A male reader named “Krist” posted an interesting question on our Facebook page. I thought others might have the same dilemma so I asked him for permission to share my reply here. He agreed and he offered for me to use his real (and uncommon) first name.
“I recently read the book you co-authored with Gary Chapman, “When Sorry Isn’t Enough.” It described PERFECTLY the problems that ended my last relationship/very dear friendship, and that continue to keep us apart.”:
The book focused a great deal on how apologies can heal and mend relationships; marriages, siblings, parents and children, friendships. But what about simply healing past hurts and going your separate ways in peace? It is not always meant for a relationship to be mended and move forward, but healing past hurts can go a long way towards being able to move into new relationships with a sense of peace, without having the past nagging at your conscience. ..is my opinion, at least. Do you have thoughts or advice on this idea?
Krist, thank you for your questions. I’m glad to hear that our book addressed the problems that cropped up in your very dear friendship. I know first-hand how upsetting and all-consuming broken relationships can be. Personally, I often find that misunderstandings get blown out of proportion and soon the relationship gets blown up. With one friend, our superhighway of communication was reduced to rubble. There was no passable road for seven long years.
In your question, you made a nice list of family relationships and then you ended with friendships. To your point, family and covenant relationships are different from friendships. I believe that they DO require more attempts at reconciliation than friendships do.
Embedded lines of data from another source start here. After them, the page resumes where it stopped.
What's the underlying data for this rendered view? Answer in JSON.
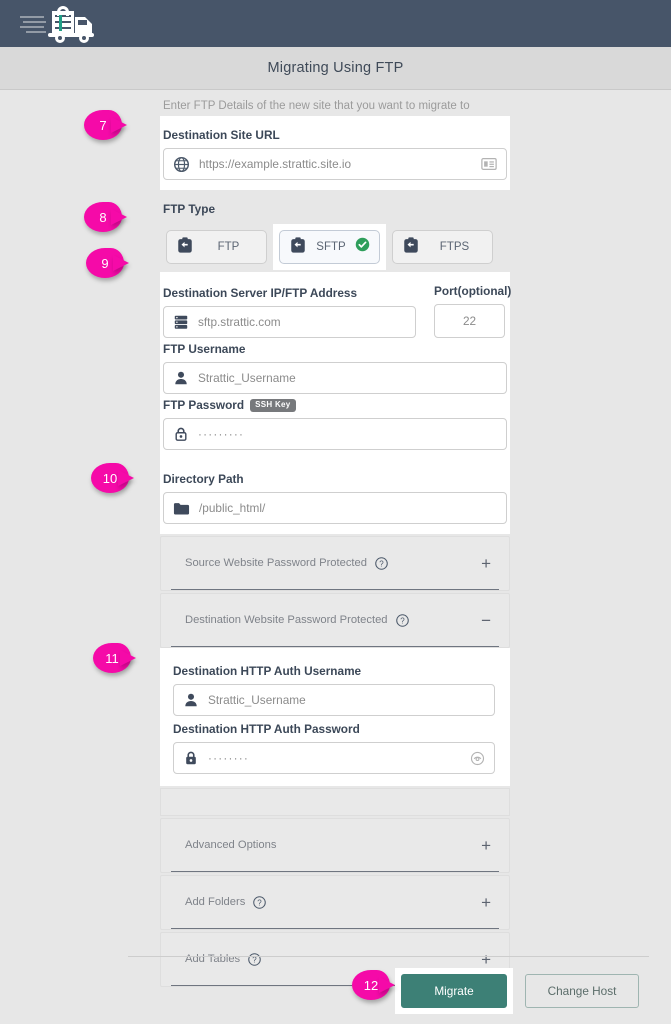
{
  "header": {
    "logo_icon": "moving-truck-lock-logo",
    "title": "Migrating Using FTP"
  },
  "form": {
    "hint": "Enter FTP Details of the new site that you want to migrate to",
    "destination_url": {
      "label": "Destination Site URL",
      "value": "https://example.strattic.site.io",
      "left_icon": "globe-icon",
      "right_icon": "id-card-icon"
    },
    "ftp_type": {
      "label": "FTP Type",
      "options": [
        {
          "label": "FTP",
          "icon": "ftp-upload-icon",
          "selected": false
        },
        {
          "label": "SFTP",
          "icon": "ftp-upload-icon",
          "selected": true
        },
        {
          "label": "FTPS",
          "icon": "ftp-upload-icon",
          "selected": false
        }
      ],
      "selected": "SFTP",
      "check_icon": "green-check-icon",
      "check_color": "#2e9e5b"
    },
    "server": {
      "label": "Destination Server IP/FTP Address",
      "value": "sftp.strattic.com",
      "left_icon": "server-icon"
    },
    "port": {
      "label": "Port(optional)",
      "value": "22"
    },
    "ftp_username": {
      "label": "FTP Username",
      "value": "Strattic_Username",
      "left_icon": "user-icon"
    },
    "ftp_password": {
      "label": "FTP Password",
      "badge": "SSH Key",
      "value": "·········",
      "left_icon": "lock-icon"
    },
    "directory_path": {
      "label": "Directory Path",
      "value": "/public_html/",
      "left_icon": "folder-icon"
    }
  },
  "accordions": [
    {
      "label": "Source Website Password Protected",
      "help": true,
      "sign": "+",
      "expanded": false
    },
    {
      "label": "Destination Website Password Protected",
      "help": true,
      "sign": "−",
      "expanded": true
    },
    {
      "label": "Advanced Options",
      "help": false,
      "sign": "+",
      "expanded": false
    },
    {
      "label": "Add Folders",
      "help": true,
      "sign": "+",
      "expanded": false
    },
    {
      "label": "Add Tables",
      "help": true,
      "sign": "+",
      "expanded": false
    }
  ],
  "http_auth": {
    "username": {
      "label": "Destination HTTP Auth Username",
      "value": "Strattic_Username",
      "left_icon": "user-icon"
    },
    "password": {
      "label": "Destination HTTP Auth Password",
      "value": "········",
      "left_icon": "lock-icon",
      "right_icon": "eye-reveal-icon"
    }
  },
  "footer": {
    "migrate_label": "Migrate",
    "change_host_label": "Change Host",
    "primary_color": "#3d8076"
  },
  "markers": [
    {
      "number": "7"
    },
    {
      "number": "8"
    },
    {
      "number": "9"
    },
    {
      "number": "10"
    },
    {
      "number": "11"
    },
    {
      "number": "12"
    }
  ]
}
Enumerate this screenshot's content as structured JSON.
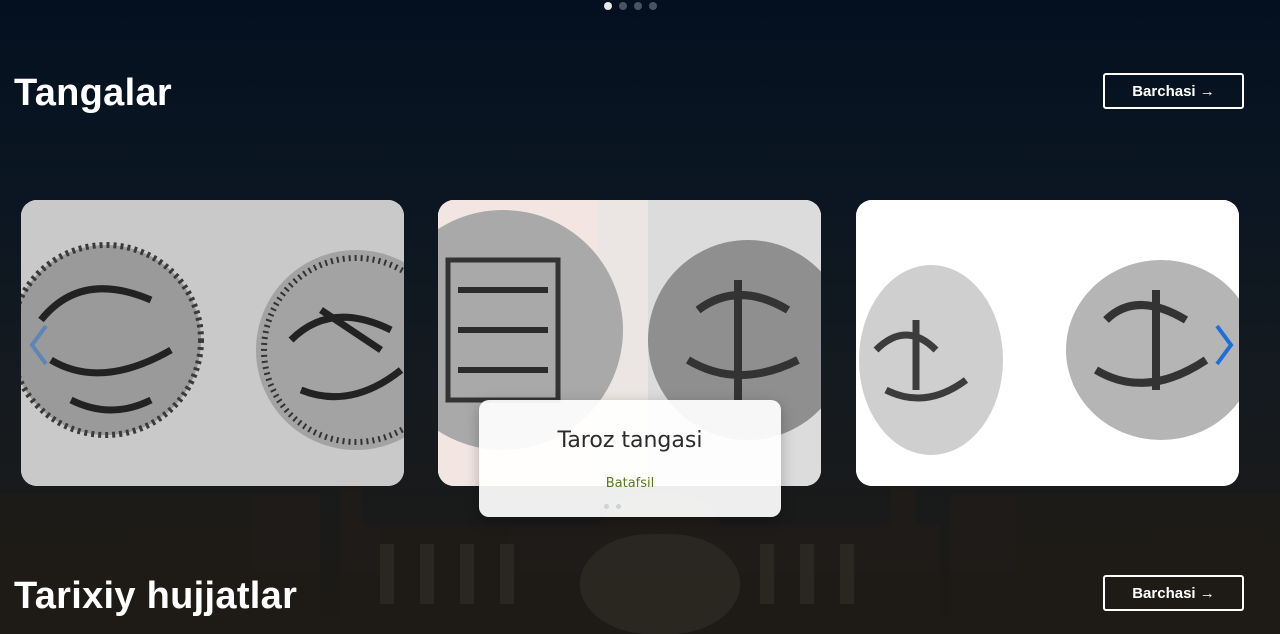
{
  "hero_carousel": {
    "active_index": 0,
    "count": 4
  },
  "sections": [
    {
      "title": "Tangalar",
      "all_button": "Barchasi →"
    },
    {
      "title": "Tarixiy hujjatlar",
      "all_button": "Barchasi →"
    }
  ],
  "coins_carousel": {
    "cards": [
      {
        "image_icon": "coin-photo-icon"
      },
      {
        "image_icon": "coin-photo-icon"
      },
      {
        "image_icon": "coin-photo-icon"
      }
    ],
    "popup": {
      "title": "Taroz tangasi",
      "link": "Batafsil"
    },
    "prev_icon": "chevron-left-icon",
    "next_icon": "chevron-right-icon",
    "arrow_color": "#1e6fd9"
  }
}
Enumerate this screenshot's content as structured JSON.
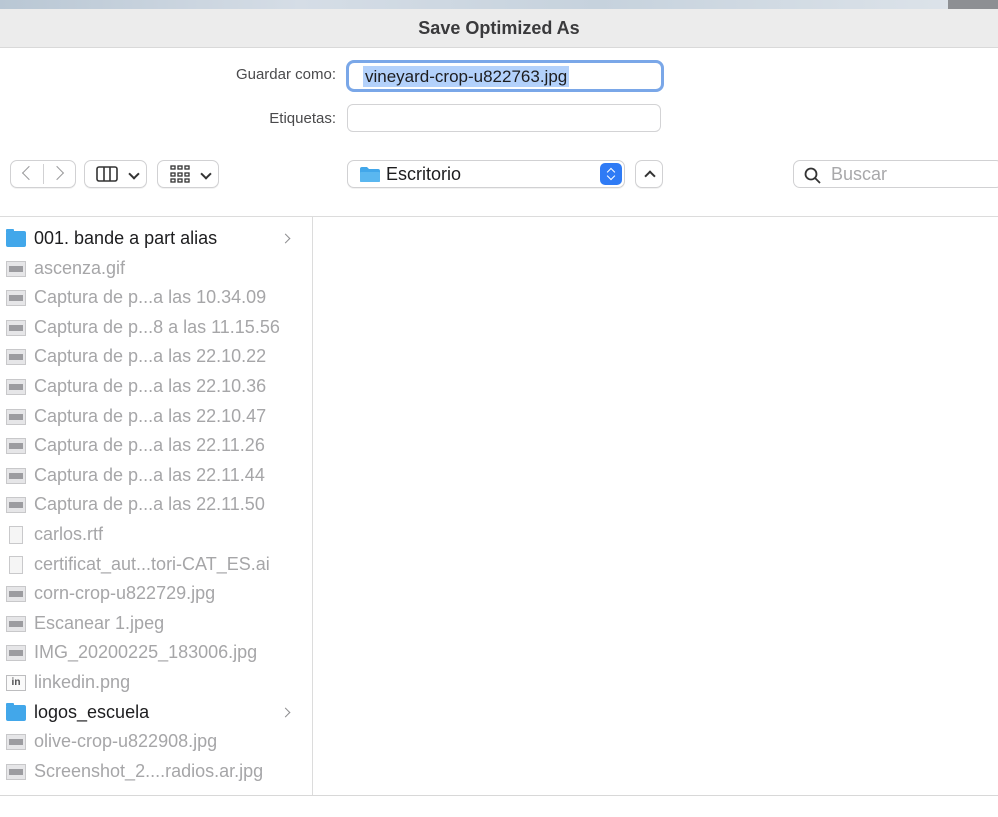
{
  "dialog": {
    "title": "Save Optimized As",
    "save_as_label": "Guardar como:",
    "save_as_value": "vineyard-crop-u822763.jpg",
    "tags_label": "Etiquetas:",
    "tags_value": ""
  },
  "toolbar": {
    "location": "Escritorio",
    "search_placeholder": "Buscar"
  },
  "files": [
    {
      "name": "001. bande a part alias",
      "kind": "folder-alias",
      "enabled": true
    },
    {
      "name": "ascenza.gif",
      "kind": "image",
      "enabled": false
    },
    {
      "name": "Captura de p...a las 10.34.09",
      "kind": "image",
      "enabled": false
    },
    {
      "name": "Captura de p...8 a las 11.15.56",
      "kind": "image",
      "enabled": false
    },
    {
      "name": "Captura de p...a las 22.10.22",
      "kind": "image",
      "enabled": false
    },
    {
      "name": "Captura de p...a las 22.10.36",
      "kind": "image",
      "enabled": false
    },
    {
      "name": "Captura de p...a las 22.10.47",
      "kind": "image",
      "enabled": false
    },
    {
      "name": "Captura de p...a las 22.11.26",
      "kind": "image",
      "enabled": false
    },
    {
      "name": "Captura de p...a las 22.11.44",
      "kind": "image",
      "enabled": false
    },
    {
      "name": "Captura de p...a las 22.11.50",
      "kind": "image",
      "enabled": false
    },
    {
      "name": "carlos.rtf",
      "kind": "document",
      "enabled": false
    },
    {
      "name": "certificat_aut...tori-CAT_ES.ai",
      "kind": "document",
      "enabled": false
    },
    {
      "name": "corn-crop-u822729.jpg",
      "kind": "image",
      "enabled": false
    },
    {
      "name": "Escanear 1.jpeg",
      "kind": "image",
      "enabled": false
    },
    {
      "name": "IMG_20200225_183006.jpg",
      "kind": "image",
      "enabled": false
    },
    {
      "name": "linkedin.png",
      "kind": "linkedin",
      "enabled": false
    },
    {
      "name": "logos_escuela",
      "kind": "folder",
      "enabled": true
    },
    {
      "name": "olive-crop-u822908.jpg",
      "kind": "image",
      "enabled": false
    },
    {
      "name": "Screenshot_2....radios.ar.jpg",
      "kind": "image",
      "enabled": false
    }
  ],
  "colors": {
    "accent": "#2f7bf5",
    "folder": "#42a7ea",
    "selection": "#b3d1fb"
  }
}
I think you’re right that the best we can do in some friendships is to “heal past hurts and go your separate ways in peace.” What might that look like? It’s hard to write the perfect scenario because it is an uncomfortable situation. If possible, I’d talk calmly with my former friend and say something like this: I’m sorry to see that our friendship is not working right now. I can see that you’re hurt and I feel awkward too. I want you to know that I will not harbor bitterness towards you. In fact, I wish you all the best. I hope you can say the same for me. If you do want to reconnect at some point, let’s start slowly- maybe through letters. In the meantime, I will continue to laugh at our shared jokes and be grateful for the memories we’ve made together.
To My Blog Readers:
Can you relate to his situation?
What advice might you offer?